═════ Source information ═════

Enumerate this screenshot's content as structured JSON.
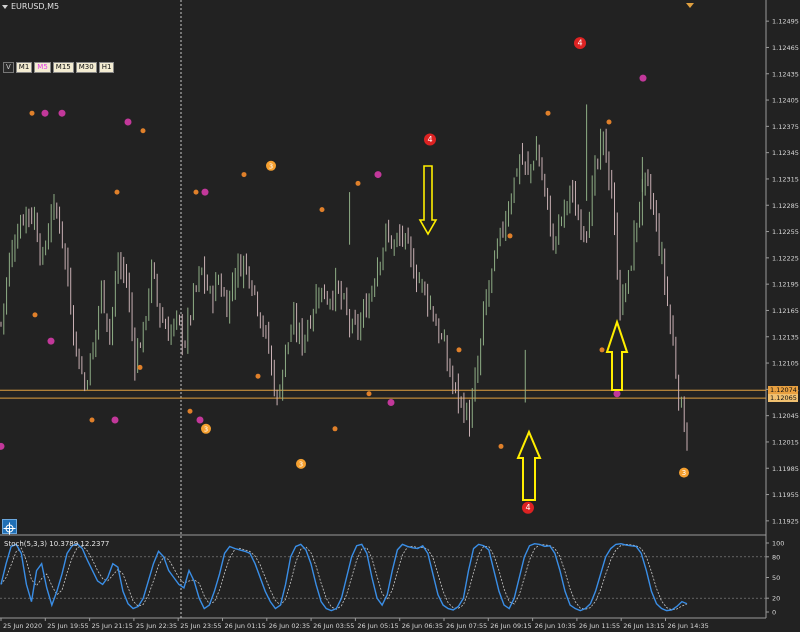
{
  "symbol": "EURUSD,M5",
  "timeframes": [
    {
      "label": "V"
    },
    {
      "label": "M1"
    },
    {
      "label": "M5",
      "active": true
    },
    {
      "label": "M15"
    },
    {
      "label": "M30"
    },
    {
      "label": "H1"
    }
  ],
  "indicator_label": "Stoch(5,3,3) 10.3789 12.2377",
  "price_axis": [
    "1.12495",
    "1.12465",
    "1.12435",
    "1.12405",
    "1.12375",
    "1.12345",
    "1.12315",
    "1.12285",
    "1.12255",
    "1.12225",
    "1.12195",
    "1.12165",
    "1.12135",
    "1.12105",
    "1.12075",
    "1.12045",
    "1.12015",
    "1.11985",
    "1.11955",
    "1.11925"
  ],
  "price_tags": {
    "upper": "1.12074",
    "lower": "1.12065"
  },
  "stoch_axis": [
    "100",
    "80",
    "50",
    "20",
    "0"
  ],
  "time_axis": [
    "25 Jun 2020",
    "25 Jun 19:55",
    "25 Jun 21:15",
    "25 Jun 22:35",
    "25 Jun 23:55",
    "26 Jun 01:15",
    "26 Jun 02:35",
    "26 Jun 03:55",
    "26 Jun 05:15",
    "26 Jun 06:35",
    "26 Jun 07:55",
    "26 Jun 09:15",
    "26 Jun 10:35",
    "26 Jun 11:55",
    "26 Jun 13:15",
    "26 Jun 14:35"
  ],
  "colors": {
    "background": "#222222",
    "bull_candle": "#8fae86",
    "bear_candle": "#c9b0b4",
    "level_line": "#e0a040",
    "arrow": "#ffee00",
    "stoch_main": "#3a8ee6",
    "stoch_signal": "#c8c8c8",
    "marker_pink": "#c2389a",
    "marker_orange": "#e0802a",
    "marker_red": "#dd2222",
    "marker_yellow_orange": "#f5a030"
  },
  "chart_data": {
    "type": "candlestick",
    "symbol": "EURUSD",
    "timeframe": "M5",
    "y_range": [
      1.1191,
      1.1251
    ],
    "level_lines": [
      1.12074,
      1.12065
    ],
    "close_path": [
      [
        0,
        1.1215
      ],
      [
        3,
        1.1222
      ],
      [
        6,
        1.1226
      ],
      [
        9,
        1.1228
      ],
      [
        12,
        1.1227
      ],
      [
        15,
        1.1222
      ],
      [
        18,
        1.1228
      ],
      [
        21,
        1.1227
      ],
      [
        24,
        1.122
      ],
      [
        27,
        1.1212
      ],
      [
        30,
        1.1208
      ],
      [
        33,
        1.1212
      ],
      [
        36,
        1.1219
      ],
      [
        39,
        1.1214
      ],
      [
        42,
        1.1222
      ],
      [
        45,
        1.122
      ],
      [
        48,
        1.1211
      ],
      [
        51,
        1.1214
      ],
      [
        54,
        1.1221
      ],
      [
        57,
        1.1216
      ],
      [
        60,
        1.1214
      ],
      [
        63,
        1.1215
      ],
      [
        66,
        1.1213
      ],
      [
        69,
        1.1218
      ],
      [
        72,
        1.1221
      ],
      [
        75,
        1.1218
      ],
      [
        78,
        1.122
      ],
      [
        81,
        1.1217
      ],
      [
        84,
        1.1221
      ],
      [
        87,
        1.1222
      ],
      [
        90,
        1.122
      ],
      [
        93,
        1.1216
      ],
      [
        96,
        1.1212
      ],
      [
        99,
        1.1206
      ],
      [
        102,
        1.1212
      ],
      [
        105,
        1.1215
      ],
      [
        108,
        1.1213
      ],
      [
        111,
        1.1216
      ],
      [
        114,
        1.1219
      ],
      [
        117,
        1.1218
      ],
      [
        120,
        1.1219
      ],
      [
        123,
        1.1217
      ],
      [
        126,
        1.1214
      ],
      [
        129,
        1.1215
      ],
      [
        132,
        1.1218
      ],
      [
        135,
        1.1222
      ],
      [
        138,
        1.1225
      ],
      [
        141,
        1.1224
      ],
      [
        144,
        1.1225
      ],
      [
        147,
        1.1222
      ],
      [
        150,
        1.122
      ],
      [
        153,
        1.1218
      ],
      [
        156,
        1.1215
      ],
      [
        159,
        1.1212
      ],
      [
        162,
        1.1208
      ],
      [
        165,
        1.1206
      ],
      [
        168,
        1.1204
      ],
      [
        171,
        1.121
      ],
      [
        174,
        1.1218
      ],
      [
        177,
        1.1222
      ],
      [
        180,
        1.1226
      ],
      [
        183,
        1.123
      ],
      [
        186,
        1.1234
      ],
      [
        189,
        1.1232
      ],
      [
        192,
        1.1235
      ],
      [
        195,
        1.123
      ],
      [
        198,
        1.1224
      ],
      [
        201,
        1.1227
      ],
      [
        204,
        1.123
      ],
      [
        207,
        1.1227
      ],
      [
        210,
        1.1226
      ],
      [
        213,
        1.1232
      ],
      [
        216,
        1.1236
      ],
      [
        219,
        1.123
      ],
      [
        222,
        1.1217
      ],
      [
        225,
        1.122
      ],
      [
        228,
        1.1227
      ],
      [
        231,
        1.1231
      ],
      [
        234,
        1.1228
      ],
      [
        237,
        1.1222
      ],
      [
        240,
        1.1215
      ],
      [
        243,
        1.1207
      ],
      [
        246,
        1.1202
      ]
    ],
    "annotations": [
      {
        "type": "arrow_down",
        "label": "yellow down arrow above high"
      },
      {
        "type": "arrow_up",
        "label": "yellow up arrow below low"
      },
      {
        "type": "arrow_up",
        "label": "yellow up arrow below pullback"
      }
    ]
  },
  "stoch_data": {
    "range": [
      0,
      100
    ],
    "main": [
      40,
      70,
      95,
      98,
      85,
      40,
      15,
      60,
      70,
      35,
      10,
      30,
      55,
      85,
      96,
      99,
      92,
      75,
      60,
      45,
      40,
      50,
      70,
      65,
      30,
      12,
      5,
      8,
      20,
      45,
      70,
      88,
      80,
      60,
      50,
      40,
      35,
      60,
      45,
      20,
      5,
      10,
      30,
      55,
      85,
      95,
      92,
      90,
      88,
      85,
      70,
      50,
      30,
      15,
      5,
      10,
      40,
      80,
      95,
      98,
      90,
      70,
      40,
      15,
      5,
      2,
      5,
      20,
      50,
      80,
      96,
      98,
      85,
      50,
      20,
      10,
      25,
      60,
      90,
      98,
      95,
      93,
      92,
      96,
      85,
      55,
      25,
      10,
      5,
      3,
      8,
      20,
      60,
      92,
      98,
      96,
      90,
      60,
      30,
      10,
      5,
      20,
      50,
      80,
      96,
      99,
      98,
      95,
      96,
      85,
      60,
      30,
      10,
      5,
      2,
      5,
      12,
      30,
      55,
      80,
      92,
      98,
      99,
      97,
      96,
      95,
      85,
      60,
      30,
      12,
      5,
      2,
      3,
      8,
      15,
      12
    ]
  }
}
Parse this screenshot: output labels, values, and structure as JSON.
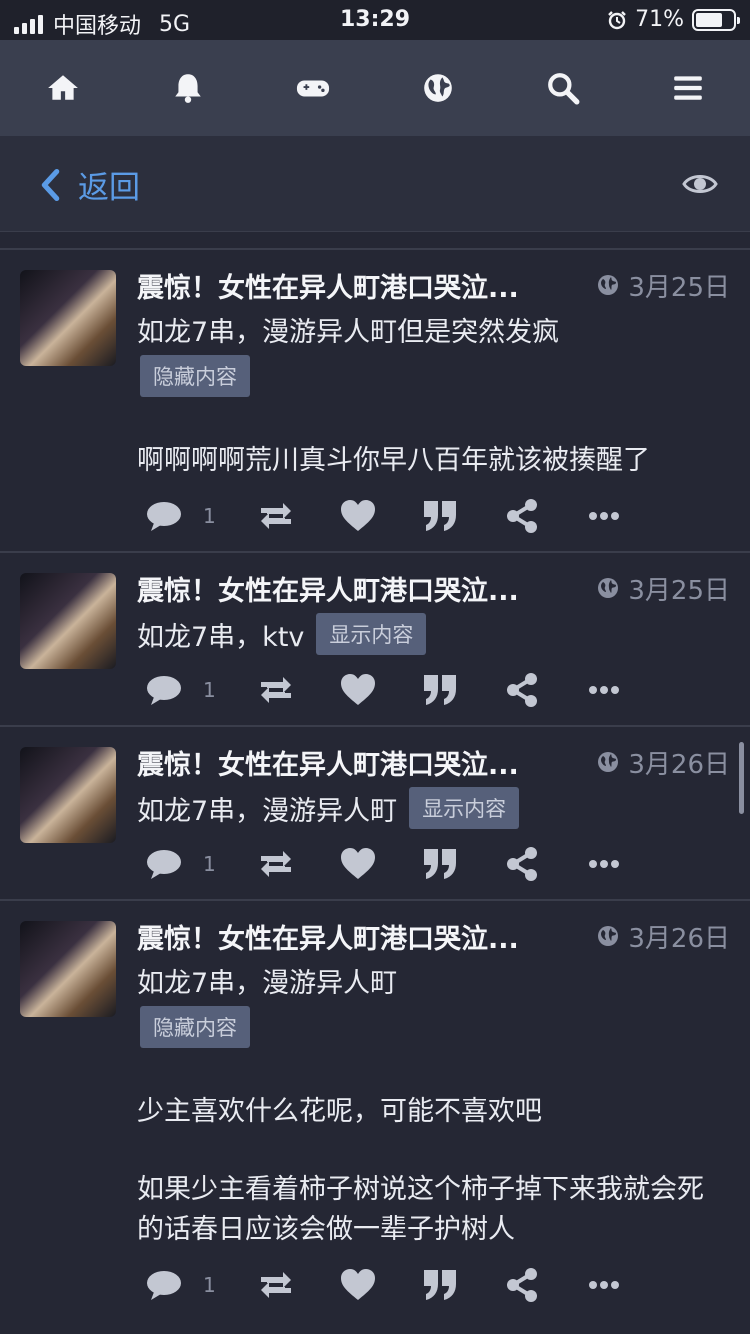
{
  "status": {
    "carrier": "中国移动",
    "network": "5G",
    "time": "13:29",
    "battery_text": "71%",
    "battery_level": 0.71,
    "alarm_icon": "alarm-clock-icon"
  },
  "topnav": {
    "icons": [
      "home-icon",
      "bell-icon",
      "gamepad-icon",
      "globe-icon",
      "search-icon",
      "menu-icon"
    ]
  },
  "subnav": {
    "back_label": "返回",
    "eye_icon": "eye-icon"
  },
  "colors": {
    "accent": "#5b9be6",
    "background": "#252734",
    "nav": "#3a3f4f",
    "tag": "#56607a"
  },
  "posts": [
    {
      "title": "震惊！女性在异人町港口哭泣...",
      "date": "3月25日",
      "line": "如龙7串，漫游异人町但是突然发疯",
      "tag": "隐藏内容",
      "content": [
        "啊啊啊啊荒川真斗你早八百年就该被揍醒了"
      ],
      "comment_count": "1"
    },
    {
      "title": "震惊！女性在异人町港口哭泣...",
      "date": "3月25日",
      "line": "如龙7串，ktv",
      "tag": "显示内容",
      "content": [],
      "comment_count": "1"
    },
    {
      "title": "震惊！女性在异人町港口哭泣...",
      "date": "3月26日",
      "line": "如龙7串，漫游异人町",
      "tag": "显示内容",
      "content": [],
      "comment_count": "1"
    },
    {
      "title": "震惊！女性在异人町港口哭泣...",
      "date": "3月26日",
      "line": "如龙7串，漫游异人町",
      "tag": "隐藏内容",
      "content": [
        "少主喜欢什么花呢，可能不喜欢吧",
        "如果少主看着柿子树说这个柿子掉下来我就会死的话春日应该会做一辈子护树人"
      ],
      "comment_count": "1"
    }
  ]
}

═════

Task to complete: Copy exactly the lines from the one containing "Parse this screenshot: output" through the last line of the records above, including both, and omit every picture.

Solution to the exercise:
Parse this screenshot: output labels, values, and structure as JSON.
{
  "status": {
    "carrier": "中国移动",
    "network": "5G",
    "time": "13:29",
    "battery_text": "71%",
    "battery_level": 0.71,
    "alarm_icon": "alarm-clock-icon"
  },
  "topnav": {
    "icons": [
      "home-icon",
      "bell-icon",
      "gamepad-icon",
      "globe-icon",
      "search-icon",
      "menu-icon"
    ]
  },
  "subnav": {
    "back_label": "返回",
    "eye_icon": "eye-icon"
  },
  "colors": {
    "accent": "#5b9be6",
    "background": "#252734",
    "nav": "#3a3f4f",
    "tag": "#56607a"
  },
  "posts": [
    {
      "title": "震惊！女性在异人町港口哭泣...",
      "date": "3月25日",
      "line": "如龙7串，漫游异人町但是突然发疯",
      "tag": "隐藏内容",
      "content": [
        "啊啊啊啊荒川真斗你早八百年就该被揍醒了"
      ],
      "comment_count": "1"
    },
    {
      "title": "震惊！女性在异人町港口哭泣...",
      "date": "3月25日",
      "line": "如龙7串，ktv",
      "tag": "显示内容",
      "content": [],
      "comment_count": "1"
    },
    {
      "title": "震惊！女性在异人町港口哭泣...",
      "date": "3月26日",
      "line": "如龙7串，漫游异人町",
      "tag": "显示内容",
      "content": [],
      "comment_count": "1"
    },
    {
      "title": "震惊！女性在异人町港口哭泣...",
      "date": "3月26日",
      "line": "如龙7串，漫游异人町",
      "tag": "隐藏内容",
      "content": [
        "少主喜欢什么花呢，可能不喜欢吧",
        "如果少主看着柿子树说这个柿子掉下来我就会死的话春日应该会做一辈子护树人"
      ],
      "comment_count": "1"
    }
  ]
}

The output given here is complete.